Individuals, businesses, or groups that are not directly affected by a company’s activities or decisions are referred to as external stakeholders. These stakeholders have a vested interest in the company.
Examples of external stakeholders are provided below
Customers purchase services, goods, or a combination of the two from a business. Customers have an indirect interest in the company. Customers may want to know if the company from which they purchase goods uses best practices in the production of those goods.
Customers will also want to know if they are supporting a company that gives back to society while also reducing its environmental impact through the development of environmental safeguards.
Suppliers will want to see increased demand for the products they supply in the businesses to which they supply products. This is because suppliers rely on the business to generate revenue; thus, if sales increase, so will the supplier’s revenue.

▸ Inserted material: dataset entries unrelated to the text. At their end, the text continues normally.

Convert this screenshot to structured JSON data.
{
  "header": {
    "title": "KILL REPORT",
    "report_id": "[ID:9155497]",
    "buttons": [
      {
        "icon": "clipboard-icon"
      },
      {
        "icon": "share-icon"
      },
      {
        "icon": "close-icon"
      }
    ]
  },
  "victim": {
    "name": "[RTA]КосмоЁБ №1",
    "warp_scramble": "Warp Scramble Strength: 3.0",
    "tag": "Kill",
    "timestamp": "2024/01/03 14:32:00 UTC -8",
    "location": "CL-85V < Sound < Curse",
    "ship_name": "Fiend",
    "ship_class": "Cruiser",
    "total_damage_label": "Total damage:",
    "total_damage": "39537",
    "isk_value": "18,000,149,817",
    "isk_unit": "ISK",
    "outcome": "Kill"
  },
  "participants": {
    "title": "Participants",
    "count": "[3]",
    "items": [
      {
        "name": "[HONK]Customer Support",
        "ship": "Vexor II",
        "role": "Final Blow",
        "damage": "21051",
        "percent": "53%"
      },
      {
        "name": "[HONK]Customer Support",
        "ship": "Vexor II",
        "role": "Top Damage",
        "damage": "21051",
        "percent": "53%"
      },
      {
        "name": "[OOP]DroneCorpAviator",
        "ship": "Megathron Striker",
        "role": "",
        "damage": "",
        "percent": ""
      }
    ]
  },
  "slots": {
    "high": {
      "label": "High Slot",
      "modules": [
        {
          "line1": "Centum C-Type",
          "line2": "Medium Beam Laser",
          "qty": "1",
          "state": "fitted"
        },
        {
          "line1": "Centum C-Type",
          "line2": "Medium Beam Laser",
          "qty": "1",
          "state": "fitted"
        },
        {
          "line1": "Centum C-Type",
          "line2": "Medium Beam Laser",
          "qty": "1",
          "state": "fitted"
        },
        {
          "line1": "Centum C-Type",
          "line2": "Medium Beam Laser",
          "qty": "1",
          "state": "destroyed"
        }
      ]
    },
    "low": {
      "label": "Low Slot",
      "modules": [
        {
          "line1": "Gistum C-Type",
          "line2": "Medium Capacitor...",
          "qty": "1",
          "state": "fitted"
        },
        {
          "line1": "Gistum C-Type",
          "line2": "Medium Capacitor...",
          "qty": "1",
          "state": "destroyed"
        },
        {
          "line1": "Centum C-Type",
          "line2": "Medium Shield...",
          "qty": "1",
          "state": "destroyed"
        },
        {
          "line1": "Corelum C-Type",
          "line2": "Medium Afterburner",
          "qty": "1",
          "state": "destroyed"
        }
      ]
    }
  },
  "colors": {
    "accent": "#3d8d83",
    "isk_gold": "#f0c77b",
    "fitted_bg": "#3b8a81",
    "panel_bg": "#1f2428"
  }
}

Suppliers are also concerned about the liquidity of the company to which they supply goods or services. Insolvency means that the supplier will no longer be able to supply goods or services to the company.
Society is concerned with whether or not the business contributes positively to it. The general public will want to see things like job creation, economic development, safety promotion, and adequate health care.
As a result, businesses have established social responsibility programs to give back to the communities in which they operate. Since the beginning of the twenty-first century, efforts to clean up waste matter generated by firms have been a popular project for businesses.
The government is a major stakeholder in a business, and its influence has a significant impact on it. The government collects taxes such as VAT, income tax, and Pay As You Earn tax, and it has a particular interest in businesses because it must collect taxes and regulate industries.
Trade unions exist to ensure that employees receive good and improved wages, they work in a safe environment, and that they have access to benefits. Trade unions and businesses work together to protect the interests of employees.
Now that you understand the various stakeholders and their importance to a business, let us look at why they are important.
Different stakeholders are important for a variety of reasons and can sometimes contribute to the company’s long-term survival. Internal stakeholders are important to businesses because businesses rely on them to achieve their goals. Internal stakeholders enable operations, capital, and resources, and a business cannot function without them.
External Stakeholders are important to the business because their actions, such as raising taxes, calling for employee strikes, enacting new regulations, and so on, have an indirect impact on the business. Managing relationships with internal and external stakeholders is always preferable.
Stakeholders are important, and businesses rely on them to stay in business. When making decisions at the board level, each and every stakeholder must be considered so that no group is left out, as this could lead to problems.
The JSE requires public companies to establish committees as part of corporate governance. Because companies listed on the JSE have a high level of public interest, the reporting structure also caters to external stakeholders.